What is expected
What you return should be every record, retyped without a single change.

========================================

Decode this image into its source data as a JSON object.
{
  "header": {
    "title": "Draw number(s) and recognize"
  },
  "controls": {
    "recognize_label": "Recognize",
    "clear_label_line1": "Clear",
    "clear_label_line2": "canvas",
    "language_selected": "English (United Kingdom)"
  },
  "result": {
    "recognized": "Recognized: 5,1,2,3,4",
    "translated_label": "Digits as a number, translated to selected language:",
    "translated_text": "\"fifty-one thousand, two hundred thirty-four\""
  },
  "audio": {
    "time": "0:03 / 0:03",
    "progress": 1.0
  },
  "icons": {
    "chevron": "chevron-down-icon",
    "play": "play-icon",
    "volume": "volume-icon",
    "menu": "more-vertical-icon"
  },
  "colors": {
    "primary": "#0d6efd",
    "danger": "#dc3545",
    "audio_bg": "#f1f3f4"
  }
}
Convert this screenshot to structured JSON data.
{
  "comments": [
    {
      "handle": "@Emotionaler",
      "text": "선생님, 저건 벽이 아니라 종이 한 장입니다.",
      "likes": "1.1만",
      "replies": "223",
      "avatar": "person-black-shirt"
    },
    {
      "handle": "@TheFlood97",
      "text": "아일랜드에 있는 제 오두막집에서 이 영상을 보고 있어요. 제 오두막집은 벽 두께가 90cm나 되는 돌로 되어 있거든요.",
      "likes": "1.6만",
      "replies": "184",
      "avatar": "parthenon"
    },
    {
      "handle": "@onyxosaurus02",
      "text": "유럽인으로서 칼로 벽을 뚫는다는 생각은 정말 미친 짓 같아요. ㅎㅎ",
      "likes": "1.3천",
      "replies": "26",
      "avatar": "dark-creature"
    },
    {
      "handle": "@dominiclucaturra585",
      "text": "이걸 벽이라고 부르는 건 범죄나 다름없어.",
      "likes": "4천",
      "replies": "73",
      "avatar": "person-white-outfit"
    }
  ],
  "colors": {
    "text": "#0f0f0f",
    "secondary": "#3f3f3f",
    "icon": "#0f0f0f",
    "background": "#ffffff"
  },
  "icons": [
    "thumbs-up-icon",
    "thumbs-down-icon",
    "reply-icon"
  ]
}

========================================

Answer to the problem
Decode this image into its source data as a JSON object.
{
  "header": {
    "title": "Draw number(s) and recognize"
  },
  "controls": {
    "recognize_label": "Recognize",
    "clear_label_line1": "Clear",
    "clear_label_line2": "canvas",
    "language_selected": "English (United Kingdom)"
  },
  "result": {
    "recognized": "Recognized: 5,1,2,3,4",
    "translated_label": "Digits as a number, translated to selected language:",
    "translated_text": "\"fifty-one thousand, two hundred thirty-four\""
  },
  "audio": {
    "time": "0:03 / 0:03",
    "progress": 1.0
  },
  "icons": {
    "chevron": "chevron-down-icon",
    "play": "play-icon",
    "volume": "volume-icon",
    "menu": "more-vertical-icon"
  },
  "colors": {
    "primary": "#0d6efd",
    "danger": "#dc3545",
    "audio_bg": "#f1f3f4"
  }
}
Convert this screenshot to structured JSON data.
{
  "comments": [
    {
      "handle": "@Emotionaler",
      "text": "선생님, 저건 벽이 아니라 종이 한 장입니다.",
      "likes": "1.1만",
      "replies": "223",
      "avatar": "person-black-shirt"
    },
    {
      "handle": "@TheFlood97",
      "text": "아일랜드에 있는 제 오두막집에서 이 영상을 보고 있어요. 제 오두막집은 벽 두께가 90cm나 되는 돌로 되어 있거든요.",
      "likes": "1.6만",
      "replies": "184",
      "avatar": "parthenon"
    },
    {
      "handle": "@onyxosaurus02",
      "text": "유럽인으로서 칼로 벽을 뚫는다는 생각은 정말 미친 짓 같아요. ㅎㅎ",
      "likes": "1.3천",
      "replies": "26",
      "avatar": "dark-creature"
    },
    {
      "handle": "@dominiclucaturra585",
      "text": "이걸 벽이라고 부르는 건 범죄나 다름없어.",
      "likes": "4천",
      "replies": "73",
      "avatar": "person-white-outfit"
    }
  ],
  "colors": {
    "text": "#0f0f0f",
    "secondary": "#3f3f3f",
    "icon": "#0f0f0f",
    "background": "#ffffff"
  },
  "icons": [
    "thumbs-up-icon",
    "thumbs-down-icon",
    "reply-icon"
  ]
}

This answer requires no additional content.